But attorneys for the developer and the city defended the voluminous environmental documents for Saggio Hills, the 130-room resort and 70 luxury home complex proposed on the city's northern edge.
Now, both sides will have to wait for up to 90 days for a decision from Sonoma Superior Court Judge S. Boyd, who took the matter under submission after hearing arguments for more than more two hours.
The case could be pivotal for Saggio Hills, because a ruling in favor of project opponents could send it back for more hearings, resulting in further delay for a development that once was anticipated to break ground by 2008.
The resort, with room rates estimated at more than $700 a night and homes selling in the multi-million dollar range, is proposed on Healdsburg's last large undeveloped piece of land, 258 acres north of Parkland Farms subdivision.
Along with the luxury elements, Saggio Hills also includes a 14-acre site for affordable housing and other land and money donated for a large community park, fire station and public hiking trails.
Opponents say the current economy and difficulty of obtaining financing for a luxury development rumored to cost as much as $300 million dollars is as much hurdle for developers as is the lawsuit.
"The economy will stop them. There's no funding available," said Jim Winston, a Saggio Hills opponent who attended Friday's court hearings. "All the venture capitalists are feeling like a lobster around boiling water."
Developers declined to comment Friday on the status of their financing, or any of the issues raised in the lawsuit. "Until we get a decision, it's inappropriate to comment," said Tony Korman, one of the partners in Saggio Hills development company.

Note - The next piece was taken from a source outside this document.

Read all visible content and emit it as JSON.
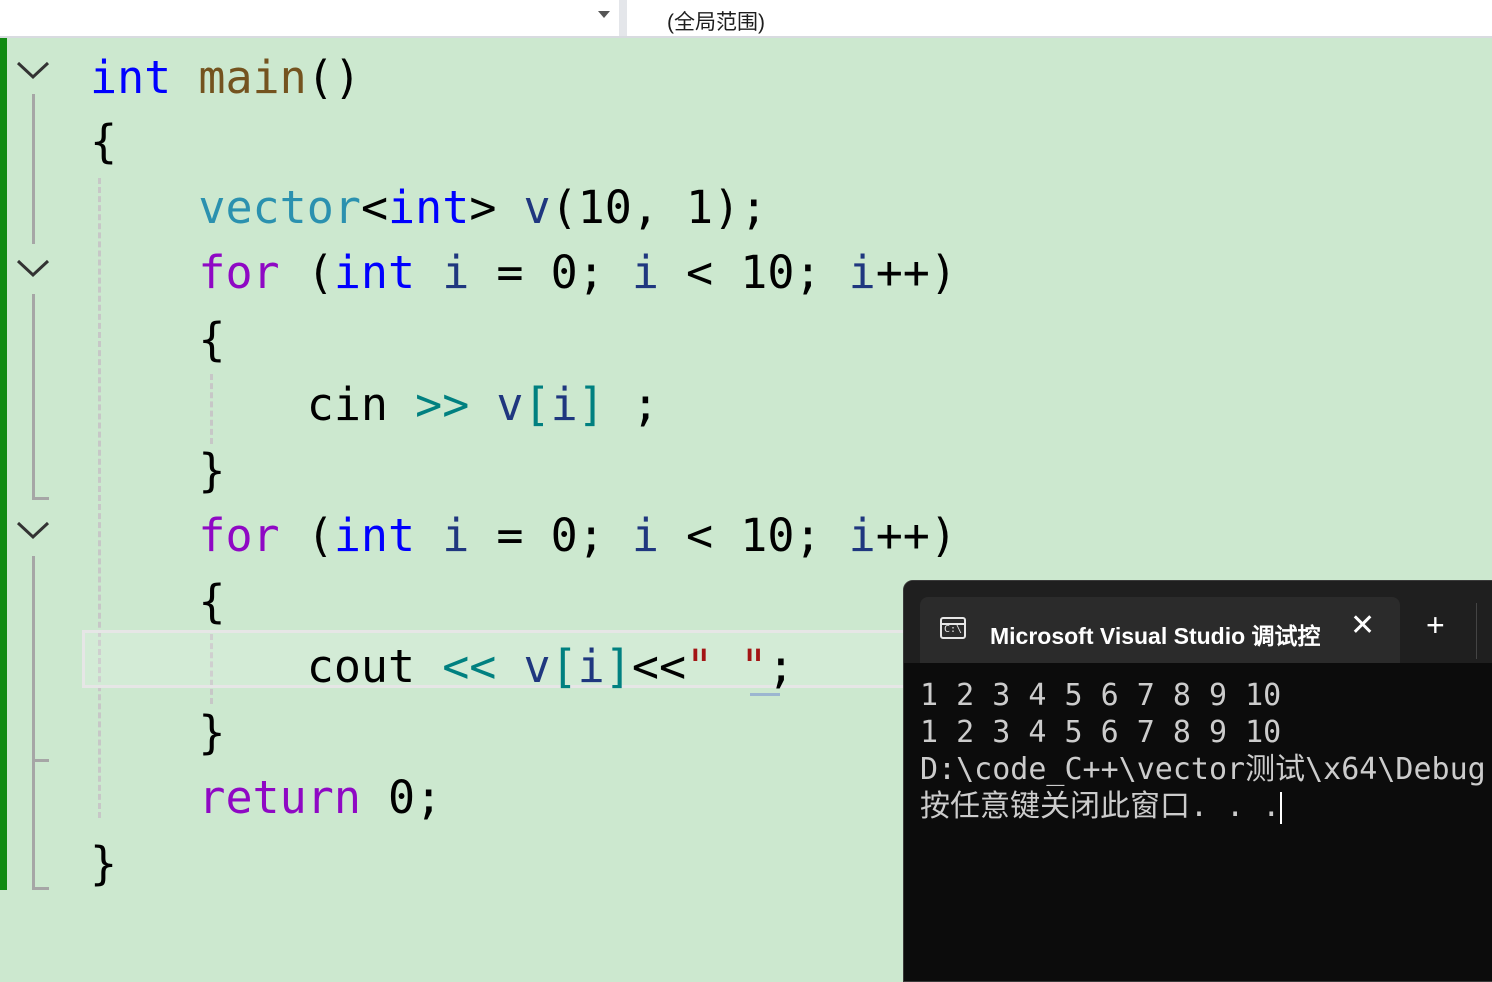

Supporters of Saggio Hills have joined the lawsuit by filing a friend of the court brief, hiring an attorney and taking out a full page ad in the Healdsburg newspaper promoting the project.